TASK DETAILS: Among the lines below, tally those that contain "presence" and respond with the total only.

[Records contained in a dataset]
....
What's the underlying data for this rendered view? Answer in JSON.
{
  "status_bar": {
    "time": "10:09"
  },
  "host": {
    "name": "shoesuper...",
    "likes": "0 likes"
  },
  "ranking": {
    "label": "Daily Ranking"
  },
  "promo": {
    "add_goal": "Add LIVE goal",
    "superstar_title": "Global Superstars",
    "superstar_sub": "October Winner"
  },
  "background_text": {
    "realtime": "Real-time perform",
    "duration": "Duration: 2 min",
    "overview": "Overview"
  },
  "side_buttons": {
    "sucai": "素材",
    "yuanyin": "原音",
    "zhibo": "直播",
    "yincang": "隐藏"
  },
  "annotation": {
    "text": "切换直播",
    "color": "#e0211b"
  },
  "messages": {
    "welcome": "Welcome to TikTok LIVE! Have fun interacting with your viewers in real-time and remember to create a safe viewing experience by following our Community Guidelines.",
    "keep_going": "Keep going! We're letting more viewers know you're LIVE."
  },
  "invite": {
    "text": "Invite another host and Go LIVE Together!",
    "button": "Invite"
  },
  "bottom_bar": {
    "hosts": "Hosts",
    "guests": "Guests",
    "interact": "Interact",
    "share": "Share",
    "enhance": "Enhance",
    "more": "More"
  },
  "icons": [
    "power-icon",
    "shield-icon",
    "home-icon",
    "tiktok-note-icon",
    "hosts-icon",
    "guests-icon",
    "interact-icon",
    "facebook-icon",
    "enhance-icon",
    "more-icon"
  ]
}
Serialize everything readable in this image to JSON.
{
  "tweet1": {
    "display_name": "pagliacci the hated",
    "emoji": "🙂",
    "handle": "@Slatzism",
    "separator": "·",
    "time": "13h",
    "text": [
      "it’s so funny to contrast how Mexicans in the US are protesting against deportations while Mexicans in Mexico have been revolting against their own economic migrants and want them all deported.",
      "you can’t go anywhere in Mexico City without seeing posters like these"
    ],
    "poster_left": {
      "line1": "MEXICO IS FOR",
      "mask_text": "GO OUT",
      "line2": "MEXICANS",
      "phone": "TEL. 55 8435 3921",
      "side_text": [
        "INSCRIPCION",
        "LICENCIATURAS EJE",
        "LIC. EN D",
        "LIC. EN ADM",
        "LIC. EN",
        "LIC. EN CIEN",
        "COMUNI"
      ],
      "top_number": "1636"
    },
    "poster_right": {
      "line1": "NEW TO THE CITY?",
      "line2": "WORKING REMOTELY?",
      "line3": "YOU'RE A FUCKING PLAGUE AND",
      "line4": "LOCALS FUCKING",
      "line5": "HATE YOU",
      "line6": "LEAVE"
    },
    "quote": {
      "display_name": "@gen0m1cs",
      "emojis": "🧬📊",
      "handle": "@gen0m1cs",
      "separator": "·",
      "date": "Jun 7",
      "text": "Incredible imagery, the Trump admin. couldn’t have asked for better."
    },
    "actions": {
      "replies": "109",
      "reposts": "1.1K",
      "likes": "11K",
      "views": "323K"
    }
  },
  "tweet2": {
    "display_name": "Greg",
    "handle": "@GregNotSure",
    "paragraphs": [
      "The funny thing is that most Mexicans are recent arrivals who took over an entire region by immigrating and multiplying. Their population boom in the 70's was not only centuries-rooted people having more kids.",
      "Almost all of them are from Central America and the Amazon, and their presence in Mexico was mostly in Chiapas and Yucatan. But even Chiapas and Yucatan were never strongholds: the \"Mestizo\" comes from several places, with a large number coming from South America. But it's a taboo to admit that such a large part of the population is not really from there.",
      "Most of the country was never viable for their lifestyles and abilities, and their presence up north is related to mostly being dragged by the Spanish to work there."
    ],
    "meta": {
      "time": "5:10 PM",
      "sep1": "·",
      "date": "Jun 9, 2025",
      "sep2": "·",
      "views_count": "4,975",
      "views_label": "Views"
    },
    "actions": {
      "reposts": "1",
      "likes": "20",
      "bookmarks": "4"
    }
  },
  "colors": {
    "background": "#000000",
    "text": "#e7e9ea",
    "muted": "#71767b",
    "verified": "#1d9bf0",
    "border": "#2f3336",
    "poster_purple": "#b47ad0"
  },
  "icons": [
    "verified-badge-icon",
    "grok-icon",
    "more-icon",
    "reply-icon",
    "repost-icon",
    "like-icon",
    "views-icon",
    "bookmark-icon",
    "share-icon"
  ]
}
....
REPLY TO THE EXERCISE: 2